Preview: Cortex M4 Dev Kits
Over the last year or so I’ve acquired six ARM Cortex-M4 boards; I have some experiments planed for them, and hope to be able to do some write ups this fall.Â Here’s a chart highlighting some of their key specifications (of course, these boards can do a lot more, such as SPI and I2C communications).
|LM4F120 LP||TM4C1294 LP||NucleoF401||STM32F4 Discovery||Micro Python||Pixy|
|MCU||LM4F120||TM4C1294||STM32 F401RE||Â STM32 F407VBT6||Â STM32 F405RG||LPC4330|
|MHz||Â 80||Â 120||Â 84||Â 168||Â 168||204|
|SRAM||Â 32K||Â 256K||Â 96K||Â 192K||Â 192K||264K|
|Flash||Â 256K||Â 1024K||Â 512K||Â 1024K||Â 1024K||1024K|
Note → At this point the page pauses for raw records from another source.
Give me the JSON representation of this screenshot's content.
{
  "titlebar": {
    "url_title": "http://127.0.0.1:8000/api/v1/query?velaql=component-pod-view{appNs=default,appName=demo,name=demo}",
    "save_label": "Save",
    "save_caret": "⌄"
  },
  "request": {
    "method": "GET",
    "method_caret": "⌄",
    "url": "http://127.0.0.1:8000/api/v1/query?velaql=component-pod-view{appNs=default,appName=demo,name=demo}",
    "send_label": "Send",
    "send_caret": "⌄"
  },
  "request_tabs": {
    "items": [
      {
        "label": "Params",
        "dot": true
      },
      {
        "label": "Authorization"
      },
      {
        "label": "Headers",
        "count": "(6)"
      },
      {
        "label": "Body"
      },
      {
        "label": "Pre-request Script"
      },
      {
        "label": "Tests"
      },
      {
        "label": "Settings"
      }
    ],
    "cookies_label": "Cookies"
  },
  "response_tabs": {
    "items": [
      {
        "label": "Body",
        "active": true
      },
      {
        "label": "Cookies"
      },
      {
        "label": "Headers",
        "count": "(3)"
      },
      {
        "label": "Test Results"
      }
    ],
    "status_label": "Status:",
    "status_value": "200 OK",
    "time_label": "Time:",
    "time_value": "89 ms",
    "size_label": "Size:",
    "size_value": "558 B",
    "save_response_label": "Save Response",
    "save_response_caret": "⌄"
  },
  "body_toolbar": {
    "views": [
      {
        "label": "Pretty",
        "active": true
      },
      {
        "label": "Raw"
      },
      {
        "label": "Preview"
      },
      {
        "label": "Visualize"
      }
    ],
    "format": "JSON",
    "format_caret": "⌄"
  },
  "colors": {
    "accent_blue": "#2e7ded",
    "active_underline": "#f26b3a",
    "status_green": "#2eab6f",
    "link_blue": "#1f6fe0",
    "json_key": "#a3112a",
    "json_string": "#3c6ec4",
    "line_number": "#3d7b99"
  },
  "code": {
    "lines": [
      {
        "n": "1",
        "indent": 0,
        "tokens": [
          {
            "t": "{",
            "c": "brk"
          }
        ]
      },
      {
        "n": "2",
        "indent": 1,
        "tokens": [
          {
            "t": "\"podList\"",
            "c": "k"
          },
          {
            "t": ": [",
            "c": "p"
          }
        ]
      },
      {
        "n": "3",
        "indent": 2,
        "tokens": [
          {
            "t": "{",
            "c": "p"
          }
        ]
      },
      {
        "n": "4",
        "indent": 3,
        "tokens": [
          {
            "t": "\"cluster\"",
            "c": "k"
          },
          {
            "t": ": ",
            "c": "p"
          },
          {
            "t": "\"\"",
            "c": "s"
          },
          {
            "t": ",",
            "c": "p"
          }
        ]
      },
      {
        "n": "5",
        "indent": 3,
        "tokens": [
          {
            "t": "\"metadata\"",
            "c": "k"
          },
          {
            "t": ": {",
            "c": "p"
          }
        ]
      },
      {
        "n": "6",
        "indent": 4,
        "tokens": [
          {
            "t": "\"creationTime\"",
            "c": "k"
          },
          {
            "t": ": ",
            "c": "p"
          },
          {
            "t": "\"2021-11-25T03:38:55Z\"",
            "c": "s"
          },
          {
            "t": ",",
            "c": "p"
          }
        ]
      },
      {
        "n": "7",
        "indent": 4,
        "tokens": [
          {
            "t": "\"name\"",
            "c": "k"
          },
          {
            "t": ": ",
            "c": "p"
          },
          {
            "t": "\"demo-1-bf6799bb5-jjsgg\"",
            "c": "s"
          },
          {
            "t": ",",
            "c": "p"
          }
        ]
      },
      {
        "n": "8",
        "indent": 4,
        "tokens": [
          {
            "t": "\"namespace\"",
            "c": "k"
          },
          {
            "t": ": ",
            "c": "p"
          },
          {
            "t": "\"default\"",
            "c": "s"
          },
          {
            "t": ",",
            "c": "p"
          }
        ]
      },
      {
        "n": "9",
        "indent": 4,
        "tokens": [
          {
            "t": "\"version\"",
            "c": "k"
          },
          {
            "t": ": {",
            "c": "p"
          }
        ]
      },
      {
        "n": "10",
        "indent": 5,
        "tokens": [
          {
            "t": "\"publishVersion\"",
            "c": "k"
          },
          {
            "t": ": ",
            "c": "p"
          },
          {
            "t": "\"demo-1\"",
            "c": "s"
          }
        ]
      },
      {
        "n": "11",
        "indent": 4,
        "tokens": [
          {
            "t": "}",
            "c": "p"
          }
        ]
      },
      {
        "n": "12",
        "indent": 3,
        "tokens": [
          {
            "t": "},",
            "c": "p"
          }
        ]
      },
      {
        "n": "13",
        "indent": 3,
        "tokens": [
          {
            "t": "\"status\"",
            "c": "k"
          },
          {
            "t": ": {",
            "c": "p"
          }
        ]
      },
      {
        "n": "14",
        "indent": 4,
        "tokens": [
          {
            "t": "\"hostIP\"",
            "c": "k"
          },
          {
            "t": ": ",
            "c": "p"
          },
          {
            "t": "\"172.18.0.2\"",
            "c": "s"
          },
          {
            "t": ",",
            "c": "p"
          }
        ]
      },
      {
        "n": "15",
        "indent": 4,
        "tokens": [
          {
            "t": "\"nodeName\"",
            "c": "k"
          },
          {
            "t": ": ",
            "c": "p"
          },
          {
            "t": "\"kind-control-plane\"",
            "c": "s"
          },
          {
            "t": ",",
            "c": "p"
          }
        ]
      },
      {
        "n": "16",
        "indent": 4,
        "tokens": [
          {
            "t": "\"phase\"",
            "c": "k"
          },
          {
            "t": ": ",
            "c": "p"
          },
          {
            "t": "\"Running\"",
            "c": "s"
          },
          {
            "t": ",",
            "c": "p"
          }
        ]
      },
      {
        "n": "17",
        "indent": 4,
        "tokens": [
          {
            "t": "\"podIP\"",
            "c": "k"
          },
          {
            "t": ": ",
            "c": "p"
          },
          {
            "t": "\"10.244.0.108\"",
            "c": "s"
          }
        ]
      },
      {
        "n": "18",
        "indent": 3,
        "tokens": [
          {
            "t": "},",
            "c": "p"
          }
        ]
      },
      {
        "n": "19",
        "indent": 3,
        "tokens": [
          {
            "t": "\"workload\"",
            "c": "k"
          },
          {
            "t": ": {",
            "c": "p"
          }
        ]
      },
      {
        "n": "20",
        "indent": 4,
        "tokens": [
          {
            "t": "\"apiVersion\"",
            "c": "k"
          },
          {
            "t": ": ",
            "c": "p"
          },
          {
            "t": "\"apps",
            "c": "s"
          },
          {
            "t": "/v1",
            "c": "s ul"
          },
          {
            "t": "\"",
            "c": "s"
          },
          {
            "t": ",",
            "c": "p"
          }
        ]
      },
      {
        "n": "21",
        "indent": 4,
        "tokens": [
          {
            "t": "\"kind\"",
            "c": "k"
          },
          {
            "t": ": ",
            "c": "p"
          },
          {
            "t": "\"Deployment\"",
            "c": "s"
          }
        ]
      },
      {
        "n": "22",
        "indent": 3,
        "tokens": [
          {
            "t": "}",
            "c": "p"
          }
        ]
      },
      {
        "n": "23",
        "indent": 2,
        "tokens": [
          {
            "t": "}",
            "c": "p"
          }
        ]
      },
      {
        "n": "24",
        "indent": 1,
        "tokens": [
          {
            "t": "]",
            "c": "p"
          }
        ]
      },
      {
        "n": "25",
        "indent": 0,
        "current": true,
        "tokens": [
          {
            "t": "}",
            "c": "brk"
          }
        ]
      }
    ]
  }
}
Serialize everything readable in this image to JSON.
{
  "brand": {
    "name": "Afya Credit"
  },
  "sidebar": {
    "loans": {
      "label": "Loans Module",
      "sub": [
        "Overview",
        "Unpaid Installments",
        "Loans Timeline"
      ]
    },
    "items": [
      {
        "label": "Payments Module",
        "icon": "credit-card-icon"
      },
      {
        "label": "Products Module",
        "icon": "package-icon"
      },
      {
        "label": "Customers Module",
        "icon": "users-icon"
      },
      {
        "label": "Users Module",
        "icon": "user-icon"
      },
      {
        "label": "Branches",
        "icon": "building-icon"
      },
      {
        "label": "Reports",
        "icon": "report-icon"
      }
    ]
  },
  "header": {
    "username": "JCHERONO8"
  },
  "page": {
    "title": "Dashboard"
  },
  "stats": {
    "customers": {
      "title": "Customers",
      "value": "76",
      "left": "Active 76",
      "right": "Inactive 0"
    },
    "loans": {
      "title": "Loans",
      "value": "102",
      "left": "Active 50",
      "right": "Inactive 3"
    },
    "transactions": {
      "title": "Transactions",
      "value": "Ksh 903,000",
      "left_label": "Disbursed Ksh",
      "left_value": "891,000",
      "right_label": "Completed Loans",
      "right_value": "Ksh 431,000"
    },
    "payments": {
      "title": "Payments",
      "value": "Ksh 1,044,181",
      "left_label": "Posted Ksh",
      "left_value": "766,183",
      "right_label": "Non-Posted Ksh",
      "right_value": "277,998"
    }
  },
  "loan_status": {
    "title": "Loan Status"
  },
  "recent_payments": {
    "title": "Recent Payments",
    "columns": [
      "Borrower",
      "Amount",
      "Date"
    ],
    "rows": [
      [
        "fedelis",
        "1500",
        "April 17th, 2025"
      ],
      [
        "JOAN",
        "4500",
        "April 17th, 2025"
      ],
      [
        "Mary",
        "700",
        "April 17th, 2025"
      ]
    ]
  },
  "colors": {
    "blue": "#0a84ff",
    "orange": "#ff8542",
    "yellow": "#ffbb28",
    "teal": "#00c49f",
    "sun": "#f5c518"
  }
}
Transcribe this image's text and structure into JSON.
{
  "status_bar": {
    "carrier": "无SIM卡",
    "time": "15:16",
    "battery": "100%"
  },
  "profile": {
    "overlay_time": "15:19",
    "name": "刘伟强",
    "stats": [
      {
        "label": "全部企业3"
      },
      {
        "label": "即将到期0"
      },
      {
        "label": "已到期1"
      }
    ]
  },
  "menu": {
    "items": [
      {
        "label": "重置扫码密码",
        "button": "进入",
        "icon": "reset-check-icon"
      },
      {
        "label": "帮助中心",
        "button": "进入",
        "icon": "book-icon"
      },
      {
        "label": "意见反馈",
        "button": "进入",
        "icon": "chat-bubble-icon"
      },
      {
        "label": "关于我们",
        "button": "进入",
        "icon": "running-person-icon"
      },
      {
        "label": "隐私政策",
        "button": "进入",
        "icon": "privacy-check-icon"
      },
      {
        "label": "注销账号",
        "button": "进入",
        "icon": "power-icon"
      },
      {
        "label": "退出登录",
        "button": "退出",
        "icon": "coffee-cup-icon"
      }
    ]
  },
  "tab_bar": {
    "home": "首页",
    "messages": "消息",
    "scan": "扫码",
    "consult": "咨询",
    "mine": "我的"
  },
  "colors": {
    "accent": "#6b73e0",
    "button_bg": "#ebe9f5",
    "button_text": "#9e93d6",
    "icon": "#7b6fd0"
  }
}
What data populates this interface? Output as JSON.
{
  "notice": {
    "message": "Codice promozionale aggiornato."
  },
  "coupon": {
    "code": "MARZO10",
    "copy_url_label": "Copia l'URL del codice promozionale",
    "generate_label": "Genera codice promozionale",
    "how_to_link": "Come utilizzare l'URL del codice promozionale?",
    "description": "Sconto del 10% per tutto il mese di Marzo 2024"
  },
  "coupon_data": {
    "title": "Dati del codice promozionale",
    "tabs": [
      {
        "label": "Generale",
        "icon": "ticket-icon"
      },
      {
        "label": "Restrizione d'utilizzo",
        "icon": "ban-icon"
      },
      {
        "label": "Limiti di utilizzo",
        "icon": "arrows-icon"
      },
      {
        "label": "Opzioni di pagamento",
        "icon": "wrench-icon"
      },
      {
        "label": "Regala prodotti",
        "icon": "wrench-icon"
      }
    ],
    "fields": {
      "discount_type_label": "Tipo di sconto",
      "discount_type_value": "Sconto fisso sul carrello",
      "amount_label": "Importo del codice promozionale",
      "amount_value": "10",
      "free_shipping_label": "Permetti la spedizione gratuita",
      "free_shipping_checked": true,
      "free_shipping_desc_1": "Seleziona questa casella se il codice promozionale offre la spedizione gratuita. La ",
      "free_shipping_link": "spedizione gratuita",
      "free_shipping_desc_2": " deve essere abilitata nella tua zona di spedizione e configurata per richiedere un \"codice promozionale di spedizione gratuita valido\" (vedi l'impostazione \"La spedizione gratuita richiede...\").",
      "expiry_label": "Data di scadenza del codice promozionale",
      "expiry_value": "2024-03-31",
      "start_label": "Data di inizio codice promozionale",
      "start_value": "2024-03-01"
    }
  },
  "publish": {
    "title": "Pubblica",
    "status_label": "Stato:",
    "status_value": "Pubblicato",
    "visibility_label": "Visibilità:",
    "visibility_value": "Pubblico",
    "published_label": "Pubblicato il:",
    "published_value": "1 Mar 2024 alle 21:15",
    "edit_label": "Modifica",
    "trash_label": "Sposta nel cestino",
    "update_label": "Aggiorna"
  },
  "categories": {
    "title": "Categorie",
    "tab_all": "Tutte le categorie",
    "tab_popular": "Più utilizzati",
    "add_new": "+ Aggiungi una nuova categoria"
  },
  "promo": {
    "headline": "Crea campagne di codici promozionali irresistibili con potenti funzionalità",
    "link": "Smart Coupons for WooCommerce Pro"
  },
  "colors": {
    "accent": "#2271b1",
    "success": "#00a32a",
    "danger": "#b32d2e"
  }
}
|Debug||Â Yes||Â Yes||Â Yes||Â Yes||Â No||No|
|USB||Â Yes||Â Yes||Â Yes||Â Yes||Â Yes||Yes|
|Ethernet||Â No||Â Yes||Â No||Â No||Â No||No|
|microSD||Â No||Â No||Â No||Â No||Â Yes||No|
|Headers||1 Booster Pack XL||Â 2 Booster Pack XL||Arduino Uno R3 plus STM Morpho||STMF4 Discovery Headers||Micro Python skins (planned)||None|
|Frame workÂ||Energia, eLua (beta)||Energia, eLua (beta)||mbed||eLua (beta)||Micro Python||Pixy vision|
Notes on the Chart
- Debug means built-in debug support over USB, JTAG connector, or similar.
- USB support varies; for example, some boards include USB OTG support.
- eLua support is probably usable, but not very polished, on the various platforms, but that’s a guess because I haven’t tried itÂ yet.
- Energia is a Wiring-based IDE and framework for Launch Pads that’s very similar to Arduino.
- Prices are approximate.
- My apologies if the chart is hard to read; I haven’t had time to update my theme to allow for wider charts.
Stellaris LM4F120 LaunchPad (Tiva TM4C123G LaunchPad)
The LM4F120 LaunchPad is no longer available; however, theÂ Tiva TM4C123G LaunchPad is very similar (it does have a few improvements).
I bought this board when it first come out, since TI had a special offer (around $5 IIRC).
I bought one of this when it first came out because I’ve been waiting for a successor to the Stellaris LM3S9Bxx MCUs (which had on-chip PHY and plenty of SRAM).Â Yes, I do love to buy boards before I have time to play with them…
At EE Live! 2014 these LaunchPads were the top tool swap choice.Â (At the TI tool swap, TI gives you a new TIÂ dev board in exchange for an old, non-TI board).
I wasn’t planning on picking up one of these,Â but I managed to snag a free one at EE Live! 2014 from the STÂ booth.Â It’s definitelyÂ a very impressive boardÂ for the price
I wanted a STM32F4 board with Ethernet, and had a hard time choosing between the STM4F Discovery with Base Board (which adds Ethernet and more) or the Olimex STM32-E407 (which has Olimex UEXT connectors).Â I went the STM32F4 Discovery routeÂ because it seems to have better software support.
I backed the MicroPython Kickstarter project primarily because I like the Python language (and have used it on production machines), and was curious to see how much of Python’s goodness could be packed into a MCU.Â As you can see, it’s a pretty tiny board.
The base Kickstarter price was about $40; when it becomes available to all, the price will probably be a bit higher.
The Pixy is primarily a machine vision system, designed to track objects and work well with Arduinos and similar systems.Â However, it could be used as a pretty powerful embedded board.
I backed the Pixy because I like machine vision (I also own 5 smart cameras), I’ve wanted to play with the NXP LPC43xx MCU at the heart of the Pixy, and because I remember the Charmed Labs guys from their Nintendo hack days.
The base Kickstart price was $59; it’s currently available on Amazon for $69.